A trip to Woolwich Arsenal: In Search of Numbers

In order to move forwards in this digitisation project, we have quickly realised that we need to gain a firmer knowledge of what we actually have down at Woolwich Arsenal. Numbers are extremely important, not only in order to gain more accurate quotes from suppliers but also to determine how long the full project is likely to last and the volume of material that will be in the process at any one time. As a result, Sean and Charlotte went down to the stores to begin the laborious task of sampling the number of documents in the archival boxes the collection is stored in. However, the combination of the welcoming, knowledgeable curators at the National Maritime Museum and the exciting finds that we made throughout the day made it all worthwhile!

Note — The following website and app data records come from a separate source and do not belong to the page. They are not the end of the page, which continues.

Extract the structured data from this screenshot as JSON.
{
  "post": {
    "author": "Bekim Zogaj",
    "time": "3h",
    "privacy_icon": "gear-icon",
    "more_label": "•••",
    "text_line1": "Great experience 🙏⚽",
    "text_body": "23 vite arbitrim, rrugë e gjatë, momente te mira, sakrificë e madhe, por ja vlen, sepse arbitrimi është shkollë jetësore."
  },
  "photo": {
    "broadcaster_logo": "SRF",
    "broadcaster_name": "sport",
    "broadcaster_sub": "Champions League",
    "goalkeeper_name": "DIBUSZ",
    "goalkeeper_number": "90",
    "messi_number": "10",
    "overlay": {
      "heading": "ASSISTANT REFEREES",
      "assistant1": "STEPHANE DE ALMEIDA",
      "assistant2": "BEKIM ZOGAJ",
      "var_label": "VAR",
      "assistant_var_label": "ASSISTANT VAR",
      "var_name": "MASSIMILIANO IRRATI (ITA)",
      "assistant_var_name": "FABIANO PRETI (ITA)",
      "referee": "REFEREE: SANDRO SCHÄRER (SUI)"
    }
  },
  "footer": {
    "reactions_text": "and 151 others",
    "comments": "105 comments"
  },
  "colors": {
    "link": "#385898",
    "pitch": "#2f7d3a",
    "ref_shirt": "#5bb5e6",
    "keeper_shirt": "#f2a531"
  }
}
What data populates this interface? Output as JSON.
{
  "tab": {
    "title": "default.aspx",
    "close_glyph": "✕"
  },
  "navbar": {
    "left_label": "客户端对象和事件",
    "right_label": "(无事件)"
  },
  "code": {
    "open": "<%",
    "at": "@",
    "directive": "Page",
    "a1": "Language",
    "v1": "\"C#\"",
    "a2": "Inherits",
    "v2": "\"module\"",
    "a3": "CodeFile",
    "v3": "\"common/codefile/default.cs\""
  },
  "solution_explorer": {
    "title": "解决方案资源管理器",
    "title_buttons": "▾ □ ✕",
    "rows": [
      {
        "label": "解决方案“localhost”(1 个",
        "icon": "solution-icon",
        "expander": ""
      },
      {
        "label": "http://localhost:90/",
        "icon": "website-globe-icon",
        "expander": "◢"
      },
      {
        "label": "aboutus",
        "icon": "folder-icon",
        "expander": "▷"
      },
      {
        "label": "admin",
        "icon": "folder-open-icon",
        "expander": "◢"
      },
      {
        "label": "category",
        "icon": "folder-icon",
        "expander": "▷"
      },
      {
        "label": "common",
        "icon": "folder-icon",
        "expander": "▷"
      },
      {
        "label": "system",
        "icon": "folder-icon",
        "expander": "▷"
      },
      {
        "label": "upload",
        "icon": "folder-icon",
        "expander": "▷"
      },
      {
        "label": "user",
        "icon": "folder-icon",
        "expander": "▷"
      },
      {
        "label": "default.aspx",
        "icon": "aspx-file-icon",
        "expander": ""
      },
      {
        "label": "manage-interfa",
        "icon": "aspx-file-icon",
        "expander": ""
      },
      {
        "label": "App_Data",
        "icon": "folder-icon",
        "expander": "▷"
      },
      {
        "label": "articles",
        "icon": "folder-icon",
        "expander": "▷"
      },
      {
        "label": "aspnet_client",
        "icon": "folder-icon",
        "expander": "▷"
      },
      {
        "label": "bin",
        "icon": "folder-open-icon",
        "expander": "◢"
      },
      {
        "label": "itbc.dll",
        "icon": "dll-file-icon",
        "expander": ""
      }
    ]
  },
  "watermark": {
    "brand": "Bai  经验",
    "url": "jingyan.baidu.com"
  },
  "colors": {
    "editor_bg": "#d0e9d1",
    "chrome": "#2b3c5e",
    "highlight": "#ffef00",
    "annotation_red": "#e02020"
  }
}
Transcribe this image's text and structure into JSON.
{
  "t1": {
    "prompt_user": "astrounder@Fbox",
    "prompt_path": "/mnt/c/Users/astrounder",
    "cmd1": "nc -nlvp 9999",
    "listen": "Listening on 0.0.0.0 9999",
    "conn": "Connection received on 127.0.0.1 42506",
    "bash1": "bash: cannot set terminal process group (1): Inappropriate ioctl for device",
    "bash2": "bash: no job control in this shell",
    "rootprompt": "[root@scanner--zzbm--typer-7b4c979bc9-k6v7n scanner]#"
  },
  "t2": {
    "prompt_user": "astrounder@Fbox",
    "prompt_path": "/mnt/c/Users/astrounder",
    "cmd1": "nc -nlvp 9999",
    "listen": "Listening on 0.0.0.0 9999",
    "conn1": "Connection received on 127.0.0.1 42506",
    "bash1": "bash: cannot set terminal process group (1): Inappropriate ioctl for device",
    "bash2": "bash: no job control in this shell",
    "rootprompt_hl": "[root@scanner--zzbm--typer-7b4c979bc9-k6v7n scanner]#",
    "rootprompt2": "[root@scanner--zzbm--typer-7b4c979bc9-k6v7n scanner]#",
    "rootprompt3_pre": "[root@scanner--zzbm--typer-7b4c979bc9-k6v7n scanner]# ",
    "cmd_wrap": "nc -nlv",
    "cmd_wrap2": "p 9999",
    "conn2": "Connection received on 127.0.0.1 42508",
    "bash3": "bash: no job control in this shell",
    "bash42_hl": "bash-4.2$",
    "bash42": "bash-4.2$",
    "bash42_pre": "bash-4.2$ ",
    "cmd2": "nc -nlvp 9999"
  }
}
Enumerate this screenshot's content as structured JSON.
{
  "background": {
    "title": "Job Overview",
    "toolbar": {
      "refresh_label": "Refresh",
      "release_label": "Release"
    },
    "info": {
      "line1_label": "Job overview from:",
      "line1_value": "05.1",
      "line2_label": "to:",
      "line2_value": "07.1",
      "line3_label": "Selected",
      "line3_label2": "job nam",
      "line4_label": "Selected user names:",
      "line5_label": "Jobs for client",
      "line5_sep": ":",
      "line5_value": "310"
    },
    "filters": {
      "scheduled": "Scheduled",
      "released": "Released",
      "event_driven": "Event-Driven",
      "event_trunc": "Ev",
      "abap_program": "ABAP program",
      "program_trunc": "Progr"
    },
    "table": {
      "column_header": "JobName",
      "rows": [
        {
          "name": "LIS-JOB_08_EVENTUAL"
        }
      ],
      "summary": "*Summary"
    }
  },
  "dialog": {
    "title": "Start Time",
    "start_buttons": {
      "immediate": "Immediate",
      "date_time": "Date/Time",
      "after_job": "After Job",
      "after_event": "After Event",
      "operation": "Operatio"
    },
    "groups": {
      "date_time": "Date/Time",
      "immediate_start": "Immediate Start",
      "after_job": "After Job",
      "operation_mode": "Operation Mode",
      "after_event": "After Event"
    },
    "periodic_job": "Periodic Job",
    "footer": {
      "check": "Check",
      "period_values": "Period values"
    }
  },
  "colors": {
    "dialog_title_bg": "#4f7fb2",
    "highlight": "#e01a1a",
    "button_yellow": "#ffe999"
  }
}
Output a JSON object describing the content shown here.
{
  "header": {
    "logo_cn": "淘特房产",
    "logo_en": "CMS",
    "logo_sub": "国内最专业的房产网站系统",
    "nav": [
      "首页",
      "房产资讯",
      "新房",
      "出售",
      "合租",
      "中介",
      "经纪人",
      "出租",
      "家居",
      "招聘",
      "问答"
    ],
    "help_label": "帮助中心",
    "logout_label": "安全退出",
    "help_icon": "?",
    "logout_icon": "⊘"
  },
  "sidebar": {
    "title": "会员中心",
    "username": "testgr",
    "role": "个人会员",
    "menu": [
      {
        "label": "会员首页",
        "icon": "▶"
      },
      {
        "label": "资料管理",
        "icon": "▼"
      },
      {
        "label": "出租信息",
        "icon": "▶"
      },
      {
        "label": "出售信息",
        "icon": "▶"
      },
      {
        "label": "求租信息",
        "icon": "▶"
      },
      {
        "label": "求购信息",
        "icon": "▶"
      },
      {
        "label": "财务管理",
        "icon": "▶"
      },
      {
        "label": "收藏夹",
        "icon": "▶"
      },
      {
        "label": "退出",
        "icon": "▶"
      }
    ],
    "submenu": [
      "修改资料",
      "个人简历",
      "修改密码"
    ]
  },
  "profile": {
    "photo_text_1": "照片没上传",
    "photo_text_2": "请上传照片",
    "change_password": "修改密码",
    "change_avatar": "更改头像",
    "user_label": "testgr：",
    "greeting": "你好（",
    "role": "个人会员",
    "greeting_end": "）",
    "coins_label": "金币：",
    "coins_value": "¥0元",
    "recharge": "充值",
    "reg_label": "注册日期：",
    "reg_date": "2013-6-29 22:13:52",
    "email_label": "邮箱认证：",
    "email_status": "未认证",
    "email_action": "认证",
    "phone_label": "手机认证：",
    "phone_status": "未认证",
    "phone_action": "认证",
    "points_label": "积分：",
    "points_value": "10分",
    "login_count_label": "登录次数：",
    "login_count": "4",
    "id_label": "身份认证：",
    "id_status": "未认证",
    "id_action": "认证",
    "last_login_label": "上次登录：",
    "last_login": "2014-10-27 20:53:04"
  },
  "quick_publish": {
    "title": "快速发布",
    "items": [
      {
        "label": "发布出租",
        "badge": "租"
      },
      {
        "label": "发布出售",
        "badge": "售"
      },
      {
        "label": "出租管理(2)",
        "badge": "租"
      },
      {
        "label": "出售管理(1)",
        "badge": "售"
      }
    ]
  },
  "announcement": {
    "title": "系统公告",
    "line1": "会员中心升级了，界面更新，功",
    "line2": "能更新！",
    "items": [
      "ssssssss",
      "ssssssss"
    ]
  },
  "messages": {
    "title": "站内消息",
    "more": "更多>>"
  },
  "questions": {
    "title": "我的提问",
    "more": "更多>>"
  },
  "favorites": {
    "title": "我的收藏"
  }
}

Unfortunately, the archival system of storage is not helping our task because it has been organised by port of survey, whereas the paper based catalogue we have is organised by ship name. It means that the documentation contained inside each box is likely to vary in volume depending on which port is being considered and how much they sent to London to be archived. Some, like London (130 boxes +13 plan boxes), Newcastle (105 boxes), Sunderland (105 boxes), Glasgow (54 boxes + 98 plan boxes) and Greenock (61 boxes) have many and make up a large percentage of the collection, whereas many other ports only have 1 or 2 boxes associated with them. As a result, we have decided to sample a few boxes from each major port, as well as few from those that are less represented in the archive to gain a better idea of potential numbers. There is one notable exception to the rule, which is the iron ships. These were often separated from the rest of the collection as they were considered experimental at the time. To add to the variety, we also found that some of the London documents have been conserved, whereas many of the other ports have not.

These differences within the archive all need to be taken into consideration in the project plan to ensure that the process goes smoothly. What follows are some of our finds from the day.


Looks like a typical survey report?


Take a closer look at the date - 1836!

We began with looking at some of the London reports, which tended to number between 500-550 separate documents in each box! With the back of each document included, this means more like 1000 images per box … and there are 130 London boxes, making about 130,000 shots for just the London boxes!


However, the London boxes are a large part of the entire collection (about 15%) and the boxes from other ports are unlikely to be quite so full (we hope!). Part of the reason for this overcrowding is because some of the London boxes were conserved during the 1970s, which means they were cleaned, flattened and any envelopes etc were removed. This is not the case in the majority of other boxes, which have less room for the documents themselves.

It seems like we need to go back down to the Brass Foundry quite a few more times until we have a better picture of the collection! However, even having only been down there for a day, Sean and I found some truly incredible things. We saw early reports from 1836 and the plans that were hand drawn by surveyors are simply mesmerising. The complexity, accuracy and simple artistic value of each is stunning.



A fantastically complicated boiler plan. Boilers had a habit of blowing up during their lifetime so the archive is full of these schematics! Can you even imagine drawing that, let alone understanding it?

In total, we counted almost 6000 separate documents in one day! The dirtiness of the collection is highlighted by the state of Sean’s hands when we finished- he looks like he’s been playing football in the mud!


One thing’s for sure, we can’t wait to go down there again! As always get in touch if you have questions, comments or similar experiences to share!